  17. 17. Constructed-Response Assessment<br />Fill-In, Short- Answer, and Performance<br />Measures productive skills of speaking and writing<br /> Can observe interactions of receptive and productive skills<br /> Relatively objective<br /> Low guessing (bluffing) factor<br />Create problems for subjectivity<br />Scoring is time consuming<br />Advantages<br />Disadvantages<br />
  18. 18.  Fill-In Assessment<br /> Advantages<br /> Easy to make and administer<br /> Measures ability to produce small amount of language<br /> Possibility of assessing interaction between receptive and productive skills<br /> Disadvantages<br /> Narrow focus<br /> Blank may have multiple possibilities<br /> Short Answer Assessment<br />Advantage<br /> Easy to make and administer<br /> Disadvantages<br /> Assesses only a few phrases or sentences<br /> Multiple answers are possible<br /> Performance<br /> Advantages<br /> Comes close to getting authentic communication <br /> Measures students’ abilities to respond to real-life language tasks<br /> Counteracts negative washback effects in standardized testing , like bias<br /> Disadvantages<br /> Difficult to make and time-consuming to administer<br />Various costs are involved<br /> Reliability, validity, and test security may be problematic<br />
  19. 19. Personal-Response Assessment<br />Conferences, Portfolios, Self and Peer<br /> A. Produces language<br /> B. Provides:<br /> a. individualized assessment,<br /> b. ongoing assessment<br /> c. rich forms of feedback<br /> Difficult to produce and organize<br /> B. Scoring is subjective <br />Advantages<br />Disadvantages<br />
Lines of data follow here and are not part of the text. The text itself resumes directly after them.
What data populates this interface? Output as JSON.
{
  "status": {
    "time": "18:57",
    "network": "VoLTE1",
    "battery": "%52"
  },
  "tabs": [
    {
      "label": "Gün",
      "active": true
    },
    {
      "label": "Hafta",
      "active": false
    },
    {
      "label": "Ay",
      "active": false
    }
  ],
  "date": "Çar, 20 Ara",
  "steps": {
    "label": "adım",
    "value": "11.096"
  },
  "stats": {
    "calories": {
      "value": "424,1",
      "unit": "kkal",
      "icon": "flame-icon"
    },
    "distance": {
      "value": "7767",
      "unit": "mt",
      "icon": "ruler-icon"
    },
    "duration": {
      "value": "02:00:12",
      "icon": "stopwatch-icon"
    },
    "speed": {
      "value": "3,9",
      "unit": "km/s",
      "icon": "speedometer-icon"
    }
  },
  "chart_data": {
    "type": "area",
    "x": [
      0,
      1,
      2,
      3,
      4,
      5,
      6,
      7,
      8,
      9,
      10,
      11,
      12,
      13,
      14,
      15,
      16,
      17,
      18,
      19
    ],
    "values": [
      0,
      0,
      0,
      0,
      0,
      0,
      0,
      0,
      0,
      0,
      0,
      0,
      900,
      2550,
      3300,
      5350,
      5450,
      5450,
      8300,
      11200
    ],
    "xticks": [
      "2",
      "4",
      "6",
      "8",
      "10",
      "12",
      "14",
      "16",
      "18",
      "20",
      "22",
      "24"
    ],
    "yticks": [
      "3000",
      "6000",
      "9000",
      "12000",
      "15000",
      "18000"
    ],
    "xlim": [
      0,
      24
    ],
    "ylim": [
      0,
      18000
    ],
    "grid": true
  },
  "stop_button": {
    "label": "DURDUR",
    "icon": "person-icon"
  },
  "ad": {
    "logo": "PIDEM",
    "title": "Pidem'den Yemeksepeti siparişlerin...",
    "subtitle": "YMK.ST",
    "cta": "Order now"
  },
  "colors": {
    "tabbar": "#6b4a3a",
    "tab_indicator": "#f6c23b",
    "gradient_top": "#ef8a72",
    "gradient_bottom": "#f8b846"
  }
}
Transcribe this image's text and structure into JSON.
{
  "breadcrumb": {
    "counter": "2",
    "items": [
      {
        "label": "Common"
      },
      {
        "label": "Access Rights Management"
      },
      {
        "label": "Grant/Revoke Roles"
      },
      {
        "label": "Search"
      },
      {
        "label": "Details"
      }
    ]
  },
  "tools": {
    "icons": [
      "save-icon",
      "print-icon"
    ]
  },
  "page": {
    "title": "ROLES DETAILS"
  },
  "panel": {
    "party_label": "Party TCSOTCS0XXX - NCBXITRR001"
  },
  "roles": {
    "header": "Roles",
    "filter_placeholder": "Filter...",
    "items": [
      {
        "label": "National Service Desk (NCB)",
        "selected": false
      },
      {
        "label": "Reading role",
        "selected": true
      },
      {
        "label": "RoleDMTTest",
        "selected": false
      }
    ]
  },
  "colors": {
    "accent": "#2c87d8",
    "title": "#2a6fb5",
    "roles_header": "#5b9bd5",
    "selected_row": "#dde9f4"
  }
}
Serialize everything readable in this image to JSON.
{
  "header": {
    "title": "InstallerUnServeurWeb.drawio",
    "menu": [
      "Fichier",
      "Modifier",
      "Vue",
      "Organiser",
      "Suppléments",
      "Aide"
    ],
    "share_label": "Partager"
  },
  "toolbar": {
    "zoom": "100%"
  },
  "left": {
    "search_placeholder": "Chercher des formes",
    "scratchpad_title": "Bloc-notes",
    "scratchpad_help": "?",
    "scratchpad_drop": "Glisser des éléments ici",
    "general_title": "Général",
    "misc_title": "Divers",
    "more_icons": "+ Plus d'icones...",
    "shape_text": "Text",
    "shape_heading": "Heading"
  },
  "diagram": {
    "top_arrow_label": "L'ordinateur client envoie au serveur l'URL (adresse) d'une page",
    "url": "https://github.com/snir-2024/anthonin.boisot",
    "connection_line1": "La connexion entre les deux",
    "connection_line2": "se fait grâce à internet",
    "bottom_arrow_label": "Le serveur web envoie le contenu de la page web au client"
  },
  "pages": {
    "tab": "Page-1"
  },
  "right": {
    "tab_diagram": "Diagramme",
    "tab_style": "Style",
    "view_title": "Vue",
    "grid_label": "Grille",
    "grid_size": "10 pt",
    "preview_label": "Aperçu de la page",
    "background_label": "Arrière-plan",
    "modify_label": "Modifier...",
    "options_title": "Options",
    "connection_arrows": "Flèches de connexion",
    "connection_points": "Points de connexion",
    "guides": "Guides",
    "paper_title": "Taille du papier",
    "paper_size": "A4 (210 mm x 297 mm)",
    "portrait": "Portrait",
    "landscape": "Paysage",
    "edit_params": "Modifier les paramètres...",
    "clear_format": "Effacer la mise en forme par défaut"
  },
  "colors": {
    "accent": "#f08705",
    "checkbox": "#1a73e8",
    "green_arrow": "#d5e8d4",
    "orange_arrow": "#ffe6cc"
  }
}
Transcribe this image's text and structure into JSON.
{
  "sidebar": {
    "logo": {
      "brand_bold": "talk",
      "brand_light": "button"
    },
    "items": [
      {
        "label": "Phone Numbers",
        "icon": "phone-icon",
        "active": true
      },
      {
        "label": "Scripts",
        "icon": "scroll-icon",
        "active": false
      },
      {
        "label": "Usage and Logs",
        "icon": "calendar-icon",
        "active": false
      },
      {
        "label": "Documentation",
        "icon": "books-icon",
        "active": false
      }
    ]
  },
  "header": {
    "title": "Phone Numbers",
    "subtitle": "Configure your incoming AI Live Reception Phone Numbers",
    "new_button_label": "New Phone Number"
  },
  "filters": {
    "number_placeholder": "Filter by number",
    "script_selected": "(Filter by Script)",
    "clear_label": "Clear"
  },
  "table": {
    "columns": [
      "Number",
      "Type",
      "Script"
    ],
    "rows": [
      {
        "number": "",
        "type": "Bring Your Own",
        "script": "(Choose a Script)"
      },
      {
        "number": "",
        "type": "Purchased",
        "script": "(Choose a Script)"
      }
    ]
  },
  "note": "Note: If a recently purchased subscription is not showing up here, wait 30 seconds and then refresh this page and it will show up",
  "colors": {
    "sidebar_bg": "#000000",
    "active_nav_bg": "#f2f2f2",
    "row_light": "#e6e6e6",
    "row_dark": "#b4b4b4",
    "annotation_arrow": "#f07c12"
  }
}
  20. 20.  Portfolios<br />Advantages<br /> Strengthen students’ learning<br /> Enhance teacher role<br /> Improve testing processes<br /> Disadvantages<br /> Variety in design can be difficult to assess<br /> Issues with logistics<br /> Subject to interpretation<br />d. Limited reliability<br />e. Questionable validity <br />Conferences<br />Advantages<br /> Foster students reflection of their own learning process<br /> Develop better self-image<br /> Elicit answers<br /> Gather information<br /> Disadvantages<br /> Time consuming <br /> Subjective to grade<br /> Typically not scored <br />
  21. 21. Personal-Response Assessment (continued)<br /> Selfand Peer Assessments<br />Advantages<br /> Quickly administered<br /> Students are directly involved in assessment<br /> Help students understanding of the language process<br /> Increase motivation to learn<br /> Disadvantages<br /> Students’ self-estimates are not always accurate<br /> May be affected by subjective errors<br />
  22. 22. Washback<br /> Positive Consequence<br /> Assessment corresponds to course goals and objectives.<br /> Negative Consequence<br /> Assessment does not correspond to course goals and objectives.<br />Feedback<br /> Important in diagnostic and achievement testing <br />Essential part of learning process<br />“The assessment procedures used within a particular language program must be directly related to the curriculum if that feedback is to be maximally useful.” (Brown and Hudson, 1998, p.669 )<br />
  23. 23. Brown and Hudson (1998) , make two statements about assessments that most teachers should already know:<br />1. Using multiple sources of information in designing and selecting assessments is a key factor in interpreting assessment. (p. 671)<br />2. Assessments based on multiple observations are generally more reliable than assessments based on few observations. (p. 671)<br />